[Problem details] Without skipping or changing anything, print all the entries.

(App and web page records)
════════
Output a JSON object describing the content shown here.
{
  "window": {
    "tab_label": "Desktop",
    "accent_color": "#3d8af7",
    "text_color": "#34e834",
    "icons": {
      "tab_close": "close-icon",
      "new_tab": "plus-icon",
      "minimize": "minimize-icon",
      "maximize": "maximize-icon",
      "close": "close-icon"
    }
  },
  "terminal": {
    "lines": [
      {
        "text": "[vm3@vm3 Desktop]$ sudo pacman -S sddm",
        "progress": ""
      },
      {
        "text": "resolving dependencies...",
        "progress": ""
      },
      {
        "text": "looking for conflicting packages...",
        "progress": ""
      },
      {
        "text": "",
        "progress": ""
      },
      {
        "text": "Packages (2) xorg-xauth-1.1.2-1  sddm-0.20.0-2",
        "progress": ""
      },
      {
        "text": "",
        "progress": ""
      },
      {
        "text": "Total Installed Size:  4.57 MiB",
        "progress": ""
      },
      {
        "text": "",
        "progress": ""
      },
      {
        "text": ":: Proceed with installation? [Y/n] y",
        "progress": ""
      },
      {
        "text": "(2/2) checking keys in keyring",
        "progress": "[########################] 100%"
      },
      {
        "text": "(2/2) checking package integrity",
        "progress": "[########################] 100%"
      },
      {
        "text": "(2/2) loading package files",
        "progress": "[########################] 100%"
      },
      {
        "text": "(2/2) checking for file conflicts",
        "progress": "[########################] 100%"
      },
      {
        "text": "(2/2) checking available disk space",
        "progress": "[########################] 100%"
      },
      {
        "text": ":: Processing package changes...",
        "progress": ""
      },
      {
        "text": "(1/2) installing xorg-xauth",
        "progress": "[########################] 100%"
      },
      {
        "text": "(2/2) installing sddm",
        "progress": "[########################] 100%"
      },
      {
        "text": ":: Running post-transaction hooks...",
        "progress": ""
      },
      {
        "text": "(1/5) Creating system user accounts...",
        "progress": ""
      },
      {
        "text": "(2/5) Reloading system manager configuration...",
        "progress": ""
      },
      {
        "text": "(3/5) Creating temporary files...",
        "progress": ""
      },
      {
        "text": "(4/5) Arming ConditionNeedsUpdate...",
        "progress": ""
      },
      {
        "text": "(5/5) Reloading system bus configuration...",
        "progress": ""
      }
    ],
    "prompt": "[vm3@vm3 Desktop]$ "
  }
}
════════
[Expected answer]
Output a JSON object describing the content shown here.
{
  "window": {
    "tab_label": "Desktop",
    "accent_color": "#3d8af7",
    "text_color": "#34e834",
    "icons": {
      "tab_close": "close-icon",
      "new_tab": "plus-icon",
      "minimize": "minimize-icon",
      "maximize": "maximize-icon",
      "close": "close-icon"
    }
  },
  "terminal": {
    "lines": [
      {
        "text": "[vm3@vm3 Desktop]$ sudo pacman -S sddm",
        "progress": ""
      },
      {
        "text": "resolving dependencies...",
        "progress": ""
      },
      {
        "text": "looking for conflicting packages...",
        "progress": ""
      },
      {
        "text": "",
        "progress": ""
      },
      {
        "text": "Packages (2) xorg-xauth-1.1.2-1  sddm-0.20.0-2",
        "progress": ""
      },
      {
        "text": "",
        "progress": ""
      },
      {
        "text": "Total Installed Size:  4.57 MiB",
        "progress": ""
      },
      {
        "text": "",
        "progress": ""
      },
      {
        "text": ":: Proceed with installation? [Y/n] y",
        "progress": ""
      },
      {
        "text": "(2/2) checking keys in keyring",
        "progress": "[########################] 100%"
      },
      {
        "text": "(2/2) checking package integrity",
        "progress": "[########################] 100%"
      },
      {
        "text": "(2/2) loading package files",
        "progress": "[########################] 100%"
      },
      {
        "text": "(2/2) checking for file conflicts",
        "progress": "[########################] 100%"
      },
      {
        "text": "(2/2) checking available disk space",
        "progress": "[########################] 100%"
      },
      {
        "text": ":: Processing package changes...",
        "progress": ""
      },
      {
        "text": "(1/2) installing xorg-xauth",
        "progress": "[########################] 100%"
      },
      {
        "text": "(2/2) installing sddm",
        "progress": "[########################] 100%"
      },
      {
        "text": ":: Running post-transaction hooks...",
        "progress": ""
      },
      {
        "text": "(1/5) Creating system user accounts...",
        "progress": ""
      },
      {
        "text": "(2/5) Reloading system manager configuration...",
        "progress": ""
      },
      {
        "text": "(3/5) Creating temporary files...",
        "progress": ""
      },
      {
        "text": "(4/5) Arming ConditionNeedsUpdate...",
        "progress": ""
      },
      {
        "text": "(5/5) Reloading system bus configuration...",
        "progress": ""
      }
    ],
    "prompt": "[vm3@vm3 Desktop]$ "
  }
}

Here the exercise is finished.